LONDON — In my previous pick-of-the-sector report, I went for GlaxoSmithKline in the pharmaceuticals sector, and today I’m turning my attention to the banking industry. There are some who wouldn’t trust a penny of their investment money to a bank, but there must be a price at which they’re worth buying, mustn’t there?
I’m making my pick from the five banks listed on the FTSE 100, which are Barclays PLC (LON:BARC), Royal Bank of Scotland Group plc (LON:RBS), Lloyds Banking Group PLC (LON:LLOY), HSBC Holdings plc (LON:HSBA), and Standard Chartered PLC (LON:STAN).
Here are some numbers:
|Share price growth||+46%||+130%||+78%||+50%||+21%|
|Historic EPS growth||-20%||n/a||+24%||n/a||+14%|
|Forward EPS growth||+33%||n/a||+3%||+265%||+3%|
Share price growth is over the past 12 months, historic figures are for December 2012, forward figures are based on December 2013 forecasts.
I do quite like the look of Standard Chartered.
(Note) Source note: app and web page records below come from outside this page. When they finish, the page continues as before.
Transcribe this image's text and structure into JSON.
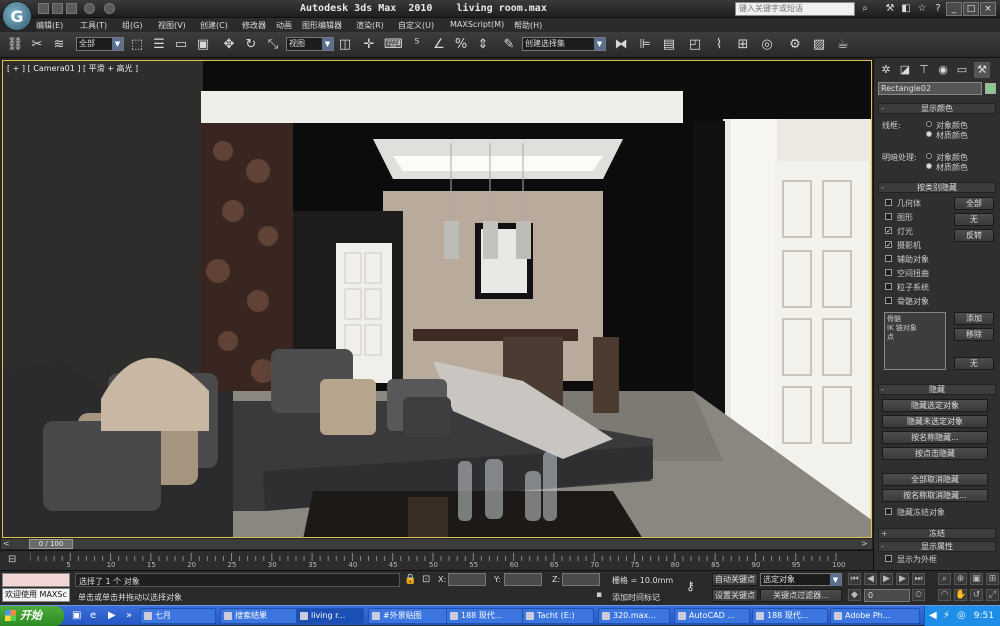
{
  "window": {
    "title": "Autodesk 3ds Max  2010    living room.max",
    "search_placeholder": "键入关键字或短语"
  },
  "menubar": [
    "编辑(E)",
    "工具(T)",
    "组(G)",
    "视图(V)",
    "创建(C)",
    "修改器",
    "动画",
    "图形编辑器",
    "渲染(R)",
    "自定义(U)",
    "MAXScript(M)",
    "帮助(H)"
  ],
  "toolbar": {
    "selection_filter": "全部",
    "reference_coord": "视图",
    "named_selection": "创建选择集"
  },
  "viewport": {
    "label": "[ + ] [ Camera01 ] [ 平滑 + 高光 ]"
  },
  "command_panel": {
    "object_name": "Rectangle02",
    "object_color": "#8ec88e",
    "display_color": {
      "header": "显示颜色",
      "wireframe_label": "线框:",
      "shaded_label": "明暗处理:",
      "option_object_color": "对象颜色",
      "option_material_color": "材质颜色"
    },
    "hide_by_category": {
      "header": "按类别隐藏",
      "categories": [
        {
          "label": "几何体",
          "checked": false
        },
        {
          "label": "图形",
          "checked": false
        },
        {
          "label": "灯光",
          "checked": true
        },
        {
          "label": "摄影机",
          "checked": true
        },
        {
          "label": "辅助对象",
          "checked": false
        },
        {
          "label": "空间扭曲",
          "checked": false
        },
        {
          "label": "粒子系统",
          "checked": false
        },
        {
          "label": "骨骼对象",
          "checked": false
        }
      ],
      "btn_all": "全部",
      "btn_none": "无",
      "btn_invert": "反转",
      "list": [
        "骨骼",
        "IK 链对象",
        "点"
      ],
      "btn_add": "添加",
      "btn_remove": "移除",
      "btn_none2": "无"
    },
    "hide": {
      "header": "隐藏",
      "buttons": [
        "隐藏选定对象",
        "隐藏未选定对象",
        "按名称隐藏...",
        "按点击隐藏",
        "全部取消隐藏",
        "按名称取消隐藏..."
      ],
      "hide_frozen": "隐藏冻结对象"
    },
    "freeze_header": "冻结",
    "display_props": {
      "header": "显示属性",
      "display_as_box": "显示为外框"
    }
  },
  "timeline": {
    "frame_readout": "0 / 100",
    "ticks": [
      "5",
      "10",
      "15",
      "20",
      "25",
      "30",
      "35",
      "40",
      "45",
      "50",
      "55",
      "60",
      "65",
      "70",
      "75",
      "80",
      "85",
      "90",
      "95",
      "100"
    ]
  },
  "status": {
    "maxscript_text": "欢迎使用 MAXSc",
    "selected": "选择了 1 个 对象",
    "prompt": "单击或单击并拖动以选择对象",
    "x_label": "X:",
    "y_label": "Y:",
    "z_label": "Z:",
    "grid": "栅格 = 10.0mm",
    "add_time_tag": "添加时间标记",
    "auto_key": "自动关键点",
    "set_key": "设置关键点",
    "selection_dropdown": "选定对象",
    "key_filters": "关键点过滤器...",
    "current_frame": "0"
  },
  "taskbar": {
    "start": "开始",
    "items": [
      "七月",
      "搜索结果",
      "living r...",
      "#外景贴图",
      "188 现代...",
      "Tacht (E:)",
      "320.max...",
      "AutoCAD ...",
      "188 现代...",
      "Adobe Ph..."
    ],
    "clock": "9:51"
  }
}
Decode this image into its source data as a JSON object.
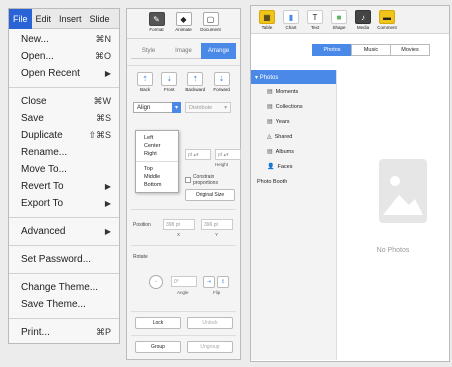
{
  "menubar": {
    "items": [
      "File",
      "Edit",
      "Insert",
      "Slide"
    ]
  },
  "file_menu": {
    "items": [
      {
        "label": "New...",
        "shortcut": "⌘N"
      },
      {
        "label": "Open...",
        "shortcut": "⌘O"
      },
      {
        "label": "Open Recent",
        "arrow": "▶"
      },
      {
        "label": "Close",
        "shortcut": "⌘W"
      },
      {
        "label": "Save",
        "shortcut": "⌘S"
      },
      {
        "label": "Duplicate",
        "shortcut": "⇧⌘S"
      },
      {
        "label": "Rename..."
      },
      {
        "label": "Move To..."
      },
      {
        "label": "Revert To",
        "arrow": "▶"
      },
      {
        "label": "Export To",
        "arrow": "▶"
      },
      {
        "label": "Advanced",
        "arrow": "▶"
      },
      {
        "label": "Set Password..."
      },
      {
        "label": "Change Theme..."
      },
      {
        "label": "Save Theme..."
      },
      {
        "label": "Print...",
        "shortcut": "⌘P"
      }
    ]
  },
  "inspector": {
    "toolbar": [
      {
        "icon": "paintbrush-icon",
        "glyph": "✎",
        "label": "Format"
      },
      {
        "icon": "animate-icon",
        "glyph": "◆",
        "label": "Animate"
      },
      {
        "icon": "document-icon",
        "glyph": "▢",
        "label": "Document"
      }
    ],
    "tabs": [
      "Style",
      "Image",
      "Arrange"
    ],
    "active_tab": "Arrange",
    "arrange_buttons": [
      {
        "glyph": "⇡",
        "label": "Back"
      },
      {
        "glyph": "⇣",
        "label": "Front"
      },
      {
        "glyph": "⇡",
        "label": "Backward"
      },
      {
        "glyph": "⇣",
        "label": "Forward"
      }
    ],
    "align_select": "Align",
    "distribute_select": "Distribute",
    "align_options": [
      "Left",
      "Center",
      "Right",
      "Top",
      "Middle",
      "Bottom"
    ],
    "height_label": "Height",
    "constrain_label": "Constrain proportions",
    "original_size": "Original Size",
    "position_label": "Position",
    "x_label": "X",
    "y_label": "Y",
    "x_value": "398 pt",
    "y_value": "396 pt",
    "rotate_label": "Rotate",
    "angle_value": "0°",
    "angle_label": "Angle",
    "flip_label": "Flip",
    "lock_button": "Lock",
    "unlock_button": "Unlock",
    "group_button": "Group",
    "ungroup_button": "Ungroup"
  },
  "media_browser": {
    "toolbar": [
      {
        "icon": "table-icon",
        "glyph": "▦",
        "label": "Table",
        "color": "#f0c419"
      },
      {
        "icon": "chart-icon",
        "glyph": "▮",
        "label": "Chart",
        "color": "#4a89e8"
      },
      {
        "icon": "text-icon",
        "glyph": "T",
        "label": "Text",
        "color": "#444444"
      },
      {
        "icon": "shape-icon",
        "glyph": "■",
        "label": "Shape",
        "color": "#5cb85c"
      },
      {
        "icon": "media-icon",
        "glyph": "♪",
        "label": "Media",
        "color": "#ffffff"
      },
      {
        "icon": "comment-icon",
        "glyph": "▬",
        "label": "Comment",
        "color": "#f0c419"
      }
    ],
    "segments": [
      "Photos",
      "Music",
      "Movies"
    ],
    "active_segment": "Photos",
    "sidebar_header": "▾ Photos",
    "sidebar_items": [
      {
        "icon": "moments-icon",
        "glyph": "▤",
        "label": "Moments"
      },
      {
        "icon": "collections-icon",
        "glyph": "▤",
        "label": "Collections"
      },
      {
        "icon": "years-icon",
        "glyph": "▤",
        "label": "Years"
      },
      {
        "icon": "shared-icon",
        "glyph": "◬",
        "label": "Shared"
      },
      {
        "icon": "albums-icon",
        "glyph": "▤",
        "label": "Albums"
      },
      {
        "icon": "faces-icon",
        "glyph": "👤",
        "label": "Faces"
      }
    ],
    "photo_booth": "Photo Booth",
    "empty_label": "No Photos"
  }
}
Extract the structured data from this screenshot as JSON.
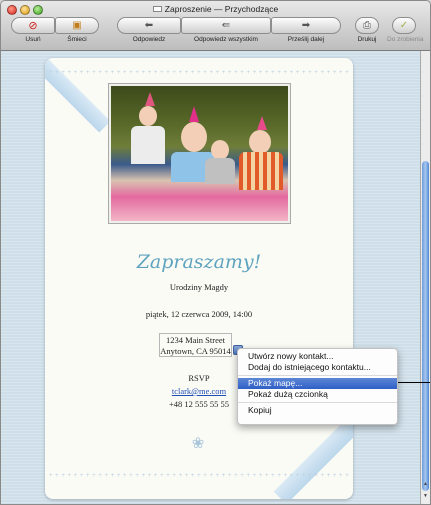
{
  "window": {
    "title": "Zaproszenie — Przychodzące"
  },
  "toolbar": {
    "delete": "Usuń",
    "junk": "Śmieci",
    "reply": "Odpowiedz",
    "reply_all": "Odpowiedz wszystkim",
    "forward": "Prześlij dalej",
    "print": "Drukuj",
    "todo": "Do zrobienia"
  },
  "message": {
    "heading": "Zapraszamy!",
    "occasion": "Urodziny Magdy",
    "datetime": "piątek, 12 czerwca 2009, 14:00",
    "address_line1": "1234 Main Street",
    "address_line2": "Anytown, CA 95014",
    "rsvp": "RSVP",
    "email": "tclark@me.com",
    "phone": "+48 12 555 55 55"
  },
  "context_menu": {
    "items": [
      "Utwórz nowy kontakt...",
      "Dodaj do istniejącego kontaktu...",
      "Pokaż mapę...",
      "Pokaż dużą czcionką",
      "Kopiuj"
    ],
    "selected": "Pokaż mapę..."
  },
  "colors": {
    "accent": "#5ea3be",
    "selection": "#3b67c9",
    "link": "#1f4fb3"
  }
}
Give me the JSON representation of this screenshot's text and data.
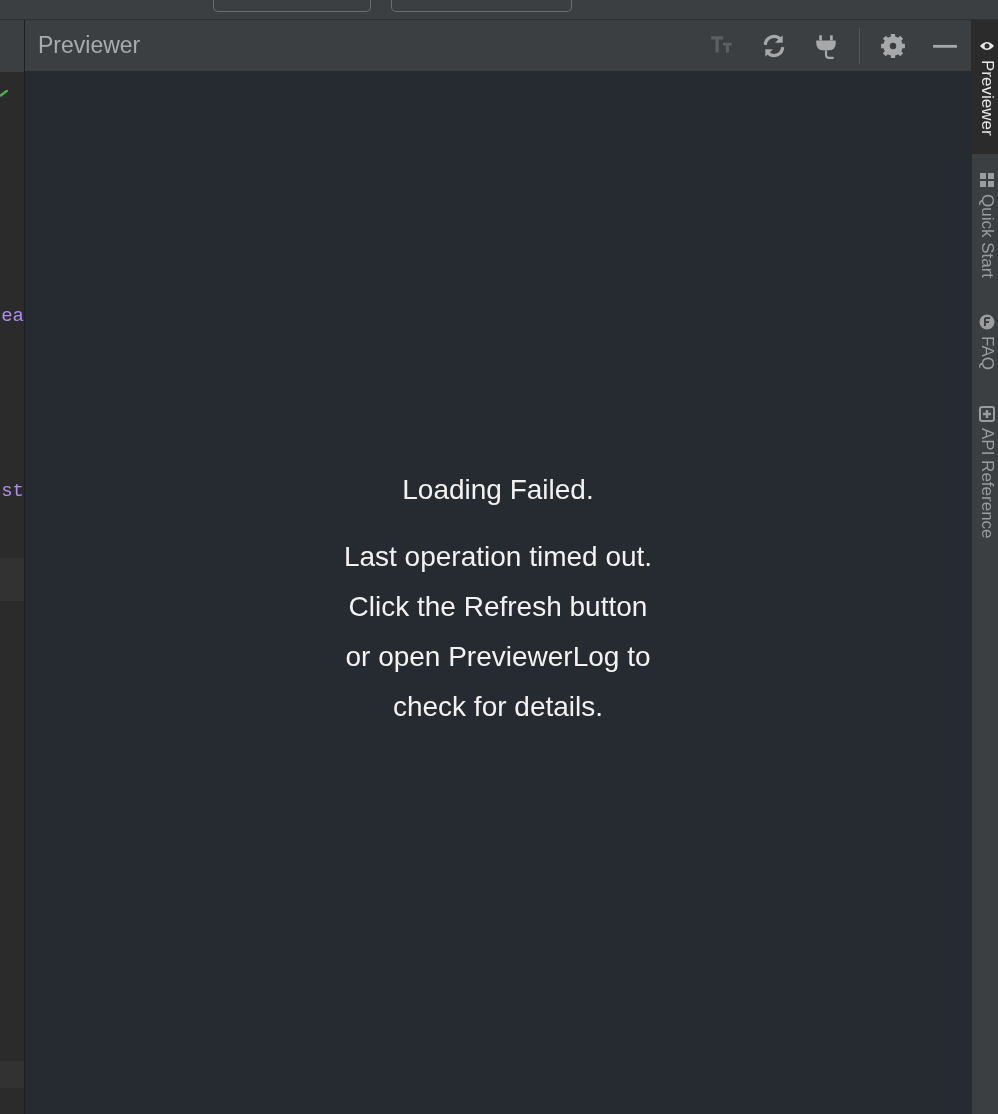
{
  "editor": {
    "fragments": [
      {
        "text": "ea"
      },
      {
        "text": "st"
      }
    ]
  },
  "panel": {
    "title": "Previewer",
    "tools": [
      {
        "kind": "font-size",
        "disabled": true
      },
      {
        "kind": "refresh",
        "disabled": false
      },
      {
        "kind": "plug",
        "disabled": false
      },
      {
        "kind": "settings",
        "disabled": false
      },
      {
        "kind": "minimize",
        "disabled": false
      }
    ]
  },
  "message": {
    "title": "Loading Failed.",
    "lines": [
      "Last operation timed out.",
      "Click the Refresh button",
      "or open PreviewerLog to",
      "check for details."
    ]
  },
  "side_tabs": [
    {
      "label": "Previewer",
      "kind": "eye",
      "selected": true
    },
    {
      "label": "Quick Start",
      "kind": "grid",
      "selected": false
    },
    {
      "label": "FAQ",
      "kind": "faq",
      "selected": false
    },
    {
      "label": "API Reference",
      "kind": "api",
      "selected": false
    }
  ]
}
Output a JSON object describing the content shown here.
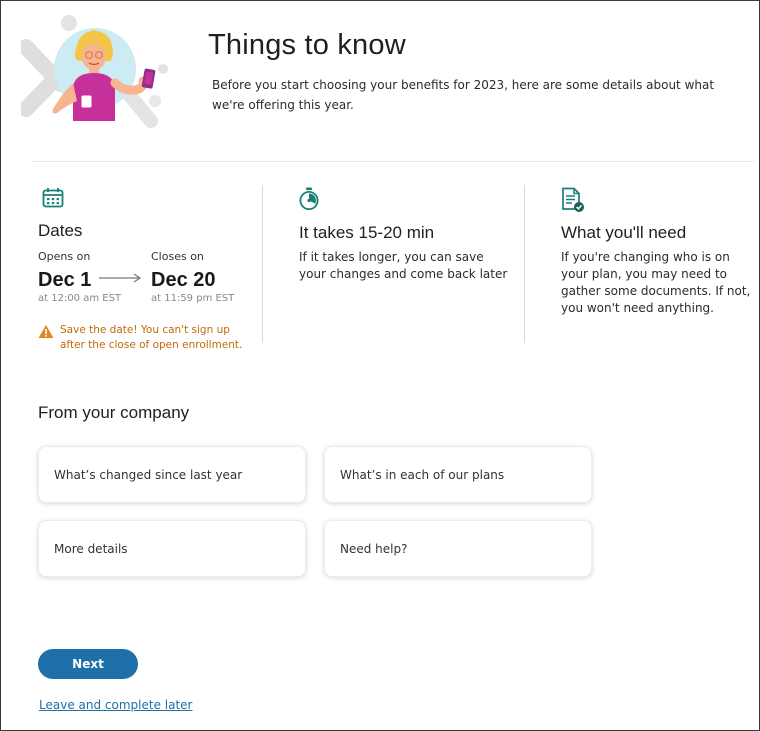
{
  "header": {
    "title": "Things to know",
    "intro": "Before you start choosing your benefits for 2023, here are some details about what we're offering this year."
  },
  "dates": {
    "icon": "calendar-icon",
    "title": "Dates",
    "opens_label": "Opens on",
    "opens_date": "Dec 1",
    "opens_time": "at 12:00 am EST",
    "closes_label": "Closes on",
    "closes_date": "Dec 20",
    "closes_time": "at 11:59 pm EST",
    "warning": "Save the date! You can't sign up after the close of open enrollment."
  },
  "duration": {
    "icon": "stopwatch-icon",
    "title": "It takes 15-20 min",
    "body": "If it takes longer, you can save your changes and come back later"
  },
  "needs": {
    "icon": "document-check-icon",
    "title": "What you'll need",
    "body": "If you're changing who is on your plan, you may need to gather some documents. If not, you won't need anything."
  },
  "company": {
    "title": "From your company",
    "cards": [
      {
        "label": "What’s changed since last year"
      },
      {
        "label": "What’s in each of our plans"
      },
      {
        "label": "More details"
      },
      {
        "label": "Need help?"
      }
    ]
  },
  "actions": {
    "next_label": "Next",
    "leave_label": "Leave and complete later"
  },
  "colors": {
    "accent": "#1f6fa8",
    "warning": "#c26a0a",
    "teal_icon": "#1a7f74",
    "illustration_pink": "#c7309b"
  }
}
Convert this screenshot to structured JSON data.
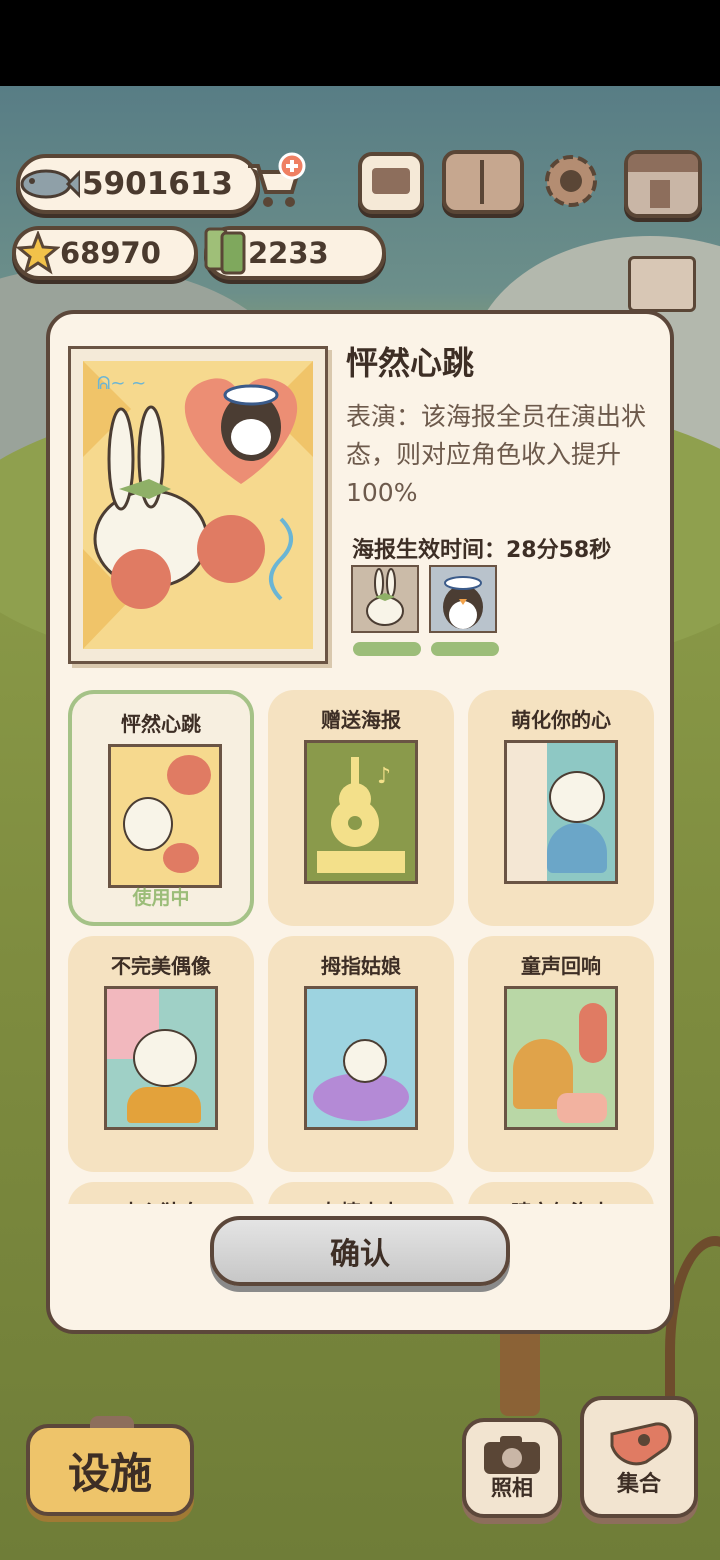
{
  "currency": {
    "fish": "5901613",
    "stars": "68970",
    "tickets": "2233"
  },
  "poster_detail": {
    "title": "怦然心跳",
    "description": "表演：该海报全员在演出状态，则对应角色收入提升100%",
    "timer_label": "海报生效时间：28分58秒"
  },
  "posters": [
    {
      "name": "怦然心跳",
      "status": "使用中",
      "bg": "#f6d98e",
      "accent": "#e07b63"
    },
    {
      "name": "赠送海报",
      "status": "",
      "bg": "#8a9a4b",
      "accent": "#f3e08a"
    },
    {
      "name": "萌化你的心",
      "status": "",
      "bg": "#8ec8c4",
      "accent": "#f2b8be"
    },
    {
      "name": "不完美偶像",
      "status": "",
      "bg": "#9fd0c6",
      "accent": "#f1c35a"
    },
    {
      "name": "拇指姑娘",
      "status": "",
      "bg": "#9dd3e0",
      "accent": "#b48ad6"
    },
    {
      "name": "童声回响",
      "status": "",
      "bg": "#b9d7a6",
      "accent": "#f2b2a0"
    },
    {
      "name": "内心独白",
      "status": "",
      "bg": "#f5e2c1",
      "accent": "#f5e2c1"
    },
    {
      "name": "友情来电",
      "status": "",
      "bg": "#f5e2c1",
      "accent": "#f5e2c1"
    },
    {
      "name": "晴空气泡水",
      "status": "",
      "bg": "#f5e2c1",
      "accent": "#f5e2c1"
    }
  ],
  "buttons": {
    "confirm": "确认",
    "facility": "设施",
    "photo": "照相",
    "gather": "集合"
  },
  "icons": [
    "fish-icon",
    "cart-plus-icon",
    "star-icon",
    "ticket-icon",
    "notice-board-icon",
    "paw-book-icon",
    "gear-icon",
    "shop-icon",
    "ranking-podium-icon",
    "camera-icon",
    "whistle-icon"
  ]
}
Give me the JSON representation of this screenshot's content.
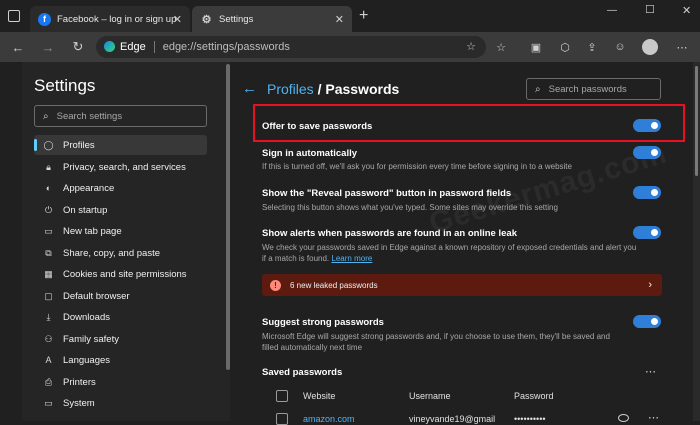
{
  "tabs": [
    {
      "title": "Facebook – log in or sign up",
      "favicon": "facebook-icon",
      "active": false
    },
    {
      "title": "Settings",
      "favicon": "gear-icon",
      "active": true
    }
  ],
  "new_tab_label": "+",
  "window_controls": {
    "minimize": "—",
    "maximize": "☐",
    "close": "✕"
  },
  "address": {
    "brand": "Edge",
    "url": "edge://settings/passwords"
  },
  "sidebar": {
    "title": "Settings",
    "search_placeholder": "Search settings",
    "items": [
      {
        "label": "Profiles",
        "icon": "profile-icon",
        "active": true
      },
      {
        "label": "Privacy, search, and services",
        "icon": "lock-icon"
      },
      {
        "label": "Appearance",
        "icon": "appearance-icon"
      },
      {
        "label": "On startup",
        "icon": "power-icon"
      },
      {
        "label": "New tab page",
        "icon": "newtab-icon"
      },
      {
        "label": "Share, copy, and paste",
        "icon": "share-icon"
      },
      {
        "label": "Cookies and site permissions",
        "icon": "cookie-icon"
      },
      {
        "label": "Default browser",
        "icon": "browser-icon"
      },
      {
        "label": "Downloads",
        "icon": "download-icon"
      },
      {
        "label": "Family safety",
        "icon": "family-icon"
      },
      {
        "label": "Languages",
        "icon": "language-icon"
      },
      {
        "label": "Printers",
        "icon": "printer-icon"
      },
      {
        "label": "System",
        "icon": "system-icon"
      }
    ]
  },
  "header": {
    "link": "Profiles",
    "separator": " / ",
    "current": "Passwords",
    "search_placeholder": "Search passwords"
  },
  "settings": {
    "offer_save": {
      "title": "Offer to save passwords",
      "on": true
    },
    "sign_in": {
      "title": "Sign in automatically",
      "desc": "If this is turned off, we'll ask you for permission every time before signing in to a website",
      "on": true
    },
    "reveal": {
      "title": "Show the \"Reveal password\" button in password fields",
      "desc": "Selecting this button shows what you've typed. Some sites may override this setting",
      "on": true
    },
    "alerts": {
      "title": "Show alerts when passwords are found in an online leak",
      "desc": "We check your passwords saved in Edge against a known repository of exposed credentials and alert you if a match is found.",
      "learn_more": "Learn more",
      "on": true
    },
    "leak_banner": "6 new leaked passwords",
    "strong": {
      "title": "Suggest strong passwords",
      "desc": "Microsoft Edge will suggest strong passwords and, if you choose to use them, they'll be saved and filled automatically next time",
      "on": true
    }
  },
  "saved": {
    "title": "Saved passwords",
    "columns": [
      "Website",
      "Username",
      "Password"
    ],
    "row": {
      "website": "amazon.com",
      "username": "vineyvande19@gmail",
      "password": "••••••••••"
    }
  },
  "watermark": "Geekermag.com",
  "colors": {
    "accent": "#2f7ed8",
    "link": "#4fb3f0",
    "highlight": "#e81123",
    "leak_bg": "#5c1b0e"
  }
}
It’s on a modest price-to-earnings (P/E) ratio, both historic and prospective, and pays a decent dividend. And perhaps more importantly, it does most of its business in Asia and escaped the worst of the Western banking crisis — and wasn’t involved in mis-selling or LIBOR-fixing scandals, or anything like that. But it’s for those reasons that Standard Chartered is not my choice — it’s hard to compare with the others, and I really want to look at U.K. high-street banks.
There’s really no disputing that the two bailed-out banks, Lloyds Banking Group PLC (LON:LLOY) and Royal Bank of Scotland Group plc (LON:RBS), are on the road to recovery — and they’ve already rewarded investors over the past couple of years, although Royal Bank of Scotland Group plc (LON:RBS) shares have slumped since the start of this year. But since the bailout, taxpayers are actually still sitting on losses with both banks.
One thing that makes these both unattractive to me, though, is how hard it is to value them at this stage in their turnaround. Both are trading at less than net asset value, with Royal Bank of Scotland Group plc (LON:RBS) on a price-to-book value of only 0.3, which suggests there’s value there — but we have P/E values that can’t really mean much at the turnaround point, and no dividends to speak of. We also have no idea what the government will do with our taxpayers’ stake, or when anything will happen, and I tend to steer away from companies whose valuations are so much at the whim of governments. So these two are also out for me.
Last two standing
For me it’s down to Barclays PLC (LON:BARC) or HSBC Holdings plc (LON:HSBA), and I do like the latter. But HSBC Holdings plc (LON:HSBA) looks reasonably fully valued to me — the shares are selling for around 1.3 times net asset value and P/E is a little below the FTSE’s long-term average, though there’s a decent dividend expected of 4.6%.